SAN FRANCISCO (AP) — Here is the latest news on the exclusive AP report on Gov. Jerry Brown's use of state workers to research oil and gas potential at his family ranch. (All times local.)
California Gov. Jerry Brown's office says he was interested in the geology of his family ranch when he asked state oil regulators to research and map the makeup and drilling history of the land.
Brown spokesman Gareth Lacy said Thursday that the governor was not seeking information for oil and gas drilling when Brown asked the state's oil and gas agency to evaluate Brown's personal property near the town of Williams.
Lacy was responding to a report by The Associated Press that describes Brown directing state oil workers in a request that generated 51 pages of research, evaluation and mapping focused on the ranch.
State records obtained by the AP describe Brown asking state workers to assess the area's "potential for future oil and gas activity."
State workers also prepared a map at the governor's request, labeled "oil and gas potential," that showed the oil and gas drilling history and geology of the area.
2:15 p.m. Thursday
An environmental group is accusing California Gov. Jerry Brown of using state workers as his "own private oil prospecting team."
The Center for Biological Diversity made the claim Thursday in response to a report by The Associated Press.
The AP reported earlier that Brown had directed senior state regulators to determine if there was oil, gas or minerals at his family ranch near Williams.
State oil regulators maintain Brown's use of state workers for his private request is legal.
Staff attorney Hollin Kretzmann of the Center for Biological Diversity noted that the same regulators have acknowledged falling short on enforcing federal laws to prevent oilfield contamination.
Kretzmann calls Brown's use of the state regulators outrageous.
10:15 p.m. Wednesday
Gov. Jerry Brown had state oil and gas regulators investigate the oil and gas drilling potential of his family land in Northern California.
State records obtained by The Associated Press through open-records laws show that Brown and his aides last year directed state employees in preparing a 51-page geological and drilling report and satellite and geological map at the Brown family ranch near the town of Williams.

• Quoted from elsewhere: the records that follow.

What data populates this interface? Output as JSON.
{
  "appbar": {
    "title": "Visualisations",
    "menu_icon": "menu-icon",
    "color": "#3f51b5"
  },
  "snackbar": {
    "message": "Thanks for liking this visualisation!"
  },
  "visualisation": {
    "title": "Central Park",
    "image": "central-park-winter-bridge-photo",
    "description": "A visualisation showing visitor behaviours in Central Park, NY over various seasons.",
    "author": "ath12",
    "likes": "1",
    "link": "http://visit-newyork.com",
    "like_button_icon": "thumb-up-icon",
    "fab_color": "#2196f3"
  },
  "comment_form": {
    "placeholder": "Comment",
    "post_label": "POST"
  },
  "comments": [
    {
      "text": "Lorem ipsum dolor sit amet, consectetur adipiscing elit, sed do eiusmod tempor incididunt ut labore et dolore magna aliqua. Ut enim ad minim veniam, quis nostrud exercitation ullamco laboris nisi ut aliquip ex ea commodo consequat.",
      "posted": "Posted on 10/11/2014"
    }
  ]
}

California law bars elected officials from using public resources for personal purposes. California's Oil, Gas and Geothermal Resources Division says the work it did on Brown's ranch drew on public records and insists it was legal. But state oil industry professionals say they cannot recall seeing state oil and gas regulators assess and map anyone's personal property like that before.